**Task directions**
The full listing is to be returned exactly as given, but without pictures.
━━━━
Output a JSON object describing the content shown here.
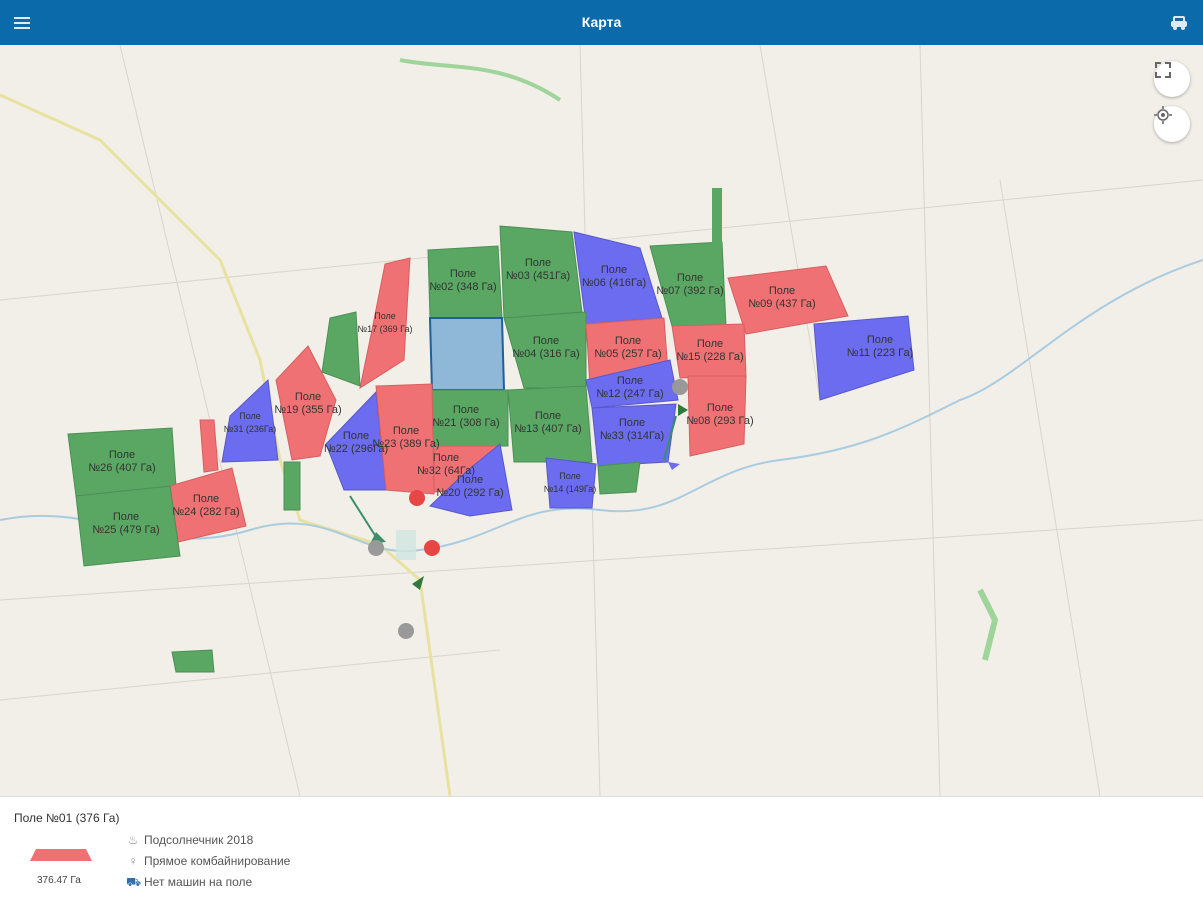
{
  "header": {
    "title": "Карта"
  },
  "colors": {
    "header": "#0b6aaa",
    "green": "#5aa764",
    "red": "#f07173",
    "blue": "#6b6cef",
    "selected": "#8fb8d8",
    "map_bg": "#f2efe9"
  },
  "fields": {
    "f02": {
      "name": "Поле",
      "label": "№02 (348 Га)"
    },
    "f03": {
      "name": "Поле",
      "label": "№03 (451Га)"
    },
    "f06": {
      "name": "Поле",
      "label": "№06 (416Га)"
    },
    "f07": {
      "name": "Поле",
      "label": "№07 (392 Га)"
    },
    "f09": {
      "name": "Поле",
      "label": "№09 (437 Га)"
    },
    "f17": {
      "name": "Поле",
      "label": "№17 (369 Га)"
    },
    "f04": {
      "name": "Поле",
      "label": "№04 (316 Га)"
    },
    "f05": {
      "name": "Поле",
      "label": "№05 (257 Га)"
    },
    "f15": {
      "name": "Поле",
      "label": "№15 (228 Га)"
    },
    "f11": {
      "name": "Поле",
      "label": "№11 (223 Га)"
    },
    "f19": {
      "name": "Поле",
      "label": "№19 (355 Га)"
    },
    "f21": {
      "name": "Поле",
      "label": "№21 (308 Га)"
    },
    "f13": {
      "name": "Поле",
      "label": "№13 (407 Га)"
    },
    "f12": {
      "name": "Поле",
      "label": "№12 (247 Га)"
    },
    "f33": {
      "name": "Поле",
      "label": "№33 (314Га)"
    },
    "f08": {
      "name": "Поле",
      "label": "№08 (293 Га)"
    },
    "f31": {
      "name": "Поле",
      "label": "№31 (236Га)"
    },
    "f22": {
      "name": "Поле",
      "label": "№22 (296Га)"
    },
    "f23": {
      "name": "Поле",
      "label": "№23 (389 Га)"
    },
    "f32": {
      "name": "Поле",
      "label": "№32 (64Га)"
    },
    "f20": {
      "name": "Поле",
      "label": "№20 (292 Га)"
    },
    "f14": {
      "name": "Поле",
      "label": "№14 (149Га)"
    },
    "f26": {
      "name": "Поле",
      "label": "№26 (407 Га)"
    },
    "f24": {
      "name": "Поле",
      "label": "№24 (282 Га)"
    },
    "f25": {
      "name": "Поле",
      "label": "№25 (479 Га)"
    }
  },
  "panel": {
    "title": "Поле №01 (376 Га)",
    "area": "376.47 Га",
    "crop": "Подсолнечник 2018",
    "method": "Прямое комбайнирование",
    "machines": "Нет машин на поле"
  }
}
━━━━
**The completed task**
Output a JSON object describing the content shown here.
{
  "header": {
    "title": "Карта"
  },
  "colors": {
    "header": "#0b6aaa",
    "green": "#5aa764",
    "red": "#f07173",
    "blue": "#6b6cef",
    "selected": "#8fb8d8",
    "map_bg": "#f2efe9"
  },
  "fields": {
    "f02": {
      "name": "Поле",
      "label": "№02 (348 Га)"
    },
    "f03": {
      "name": "Поле",
      "label": "№03 (451Га)"
    },
    "f06": {
      "name": "Поле",
      "label": "№06 (416Га)"
    },
    "f07": {
      "name": "Поле",
      "label": "№07 (392 Га)"
    },
    "f09": {
      "name": "Поле",
      "label": "№09 (437 Га)"
    },
    "f17": {
      "name": "Поле",
      "label": "№17 (369 Га)"
    },
    "f04": {
      "name": "Поле",
      "label": "№04 (316 Га)"
    },
    "f05": {
      "name": "Поле",
      "label": "№05 (257 Га)"
    },
    "f15": {
      "name": "Поле",
      "label": "№15 (228 Га)"
    },
    "f11": {
      "name": "Поле",
      "label": "№11 (223 Га)"
    },
    "f19": {
      "name": "Поле",
      "label": "№19 (355 Га)"
    },
    "f21": {
      "name": "Поле",
      "label": "№21 (308 Га)"
    },
    "f13": {
      "name": "Поле",
      "label": "№13 (407 Га)"
    },
    "f12": {
      "name": "Поле",
      "label": "№12 (247 Га)"
    },
    "f33": {
      "name": "Поле",
      "label": "№33 (314Га)"
    },
    "f08": {
      "name": "Поле",
      "label": "№08 (293 Га)"
    },
    "f31": {
      "name": "Поле",
      "label": "№31 (236Га)"
    },
    "f22": {
      "name": "Поле",
      "label": "№22 (296Га)"
    },
    "f23": {
      "name": "Поле",
      "label": "№23 (389 Га)"
    },
    "f32": {
      "name": "Поле",
      "label": "№32 (64Га)"
    },
    "f20": {
      "name": "Поле",
      "label": "№20 (292 Га)"
    },
    "f14": {
      "name": "Поле",
      "label": "№14 (149Га)"
    },
    "f26": {
      "name": "Поле",
      "label": "№26 (407 Га)"
    },
    "f24": {
      "name": "Поле",
      "label": "№24 (282 Га)"
    },
    "f25": {
      "name": "Поле",
      "label": "№25 (479 Га)"
    }
  },
  "panel": {
    "title": "Поле №01 (376 Га)",
    "area": "376.47 Га",
    "crop": "Подсолнечник 2018",
    "method": "Прямое комбайнирование",
    "machines": "Нет машин на поле"
  }
}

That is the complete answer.